- March 21, 2022
- Posted by: Steve Smith
- Category: Prior Authorization
The A-B-C’s of Prior Authorization
Within the revenue cycle of healthcare practices, one of the most time-consuming processes is what is known as prior authorization. Also referred to as pre-authorization or pre-certification, the process essentially signifies obtaining a formal approval from the insurance payor that a specific, prescribed drug or treatment will be covered under the patient’s insurance plan.
While a heated debate continues to rage over the necessity for prior authorization and how it adversely impacts healthcare dissemination, one of the chief vices of the process is the time it generally takes. The pre authorization process, in its traditional and most commonly used form, involves sending patient information over fax, filling out and sending paper forms, and making multiple phone calls – all of which can run into many precious minutes for each prior authorization request.
Do We Need Prior Authorization?
It is easy to, therefore, why prior authorization is looked upon as a major contributing factor in delaying patient care. In many cases, as a recent study conducted by AMA (American Medical Association) has revealed, it leads to critical delays in receiving treatment, and sometimes, even treatment abandonment because patients refused to wait any longer to get a prior auth request approved.
All said and done, prior authorization, let’s face it, will stay with us for some time. Till a clear verdict is reached about whether it is necessary for keeping medical expenses under control, or if it is just an unnecessary burden on medical practices, pre authorization will continue to play an important role in the revenue cycle of healthcare providers.
Ways to Get Even
In view of this, and to keep internal costs down and free up resources so that more time can be spent on actual patient care than on sending and managing pre authorization requests, a large number of healthcare practices are engaging dedicated, third-party agencies to take the burden off their shoulders.
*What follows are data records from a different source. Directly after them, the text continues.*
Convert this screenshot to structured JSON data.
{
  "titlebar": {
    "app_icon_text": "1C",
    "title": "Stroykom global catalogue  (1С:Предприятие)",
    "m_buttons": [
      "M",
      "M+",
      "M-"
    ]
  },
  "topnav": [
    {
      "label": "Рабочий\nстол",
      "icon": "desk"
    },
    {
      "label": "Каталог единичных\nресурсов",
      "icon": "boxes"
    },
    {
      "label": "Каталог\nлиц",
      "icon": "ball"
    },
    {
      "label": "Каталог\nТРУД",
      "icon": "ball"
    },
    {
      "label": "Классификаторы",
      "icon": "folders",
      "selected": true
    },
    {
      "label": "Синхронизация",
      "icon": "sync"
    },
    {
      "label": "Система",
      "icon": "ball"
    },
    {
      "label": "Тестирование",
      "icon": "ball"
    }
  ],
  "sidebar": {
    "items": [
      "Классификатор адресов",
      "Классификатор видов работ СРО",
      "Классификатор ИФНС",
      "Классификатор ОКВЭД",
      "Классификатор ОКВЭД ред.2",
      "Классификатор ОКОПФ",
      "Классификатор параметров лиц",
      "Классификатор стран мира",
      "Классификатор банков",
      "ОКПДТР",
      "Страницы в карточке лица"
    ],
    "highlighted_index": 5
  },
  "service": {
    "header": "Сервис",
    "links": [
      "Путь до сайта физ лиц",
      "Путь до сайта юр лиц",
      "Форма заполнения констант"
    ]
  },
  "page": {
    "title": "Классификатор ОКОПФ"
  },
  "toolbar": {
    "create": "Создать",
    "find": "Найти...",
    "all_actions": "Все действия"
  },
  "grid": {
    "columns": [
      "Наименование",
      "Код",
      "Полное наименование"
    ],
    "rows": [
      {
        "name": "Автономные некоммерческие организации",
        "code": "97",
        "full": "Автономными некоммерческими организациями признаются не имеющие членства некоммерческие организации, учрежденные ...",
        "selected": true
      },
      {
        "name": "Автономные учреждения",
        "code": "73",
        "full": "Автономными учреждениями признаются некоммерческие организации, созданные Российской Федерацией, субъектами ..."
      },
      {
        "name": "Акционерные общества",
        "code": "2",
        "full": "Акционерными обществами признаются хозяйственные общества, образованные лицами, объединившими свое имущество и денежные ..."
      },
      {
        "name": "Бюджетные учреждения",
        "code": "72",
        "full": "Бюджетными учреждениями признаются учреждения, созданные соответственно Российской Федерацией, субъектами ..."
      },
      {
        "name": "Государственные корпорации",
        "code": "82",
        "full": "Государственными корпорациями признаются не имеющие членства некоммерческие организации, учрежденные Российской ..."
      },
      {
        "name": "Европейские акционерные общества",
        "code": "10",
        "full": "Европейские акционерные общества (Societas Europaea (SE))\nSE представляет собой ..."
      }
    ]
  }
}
It pays off in more ways than one. These agencies use experienced and well-trained personnel to manage prior auth requests on behalf of their clients, and the results are often a reduced rate of denials, a greater number of prior auth requests handled in unit time and an overall increase in collections at a lower operational cost. In short, outsourcing prior authorization tasks to a dedicated service provider is an option that busy healthcare practices cannot afford to overlook.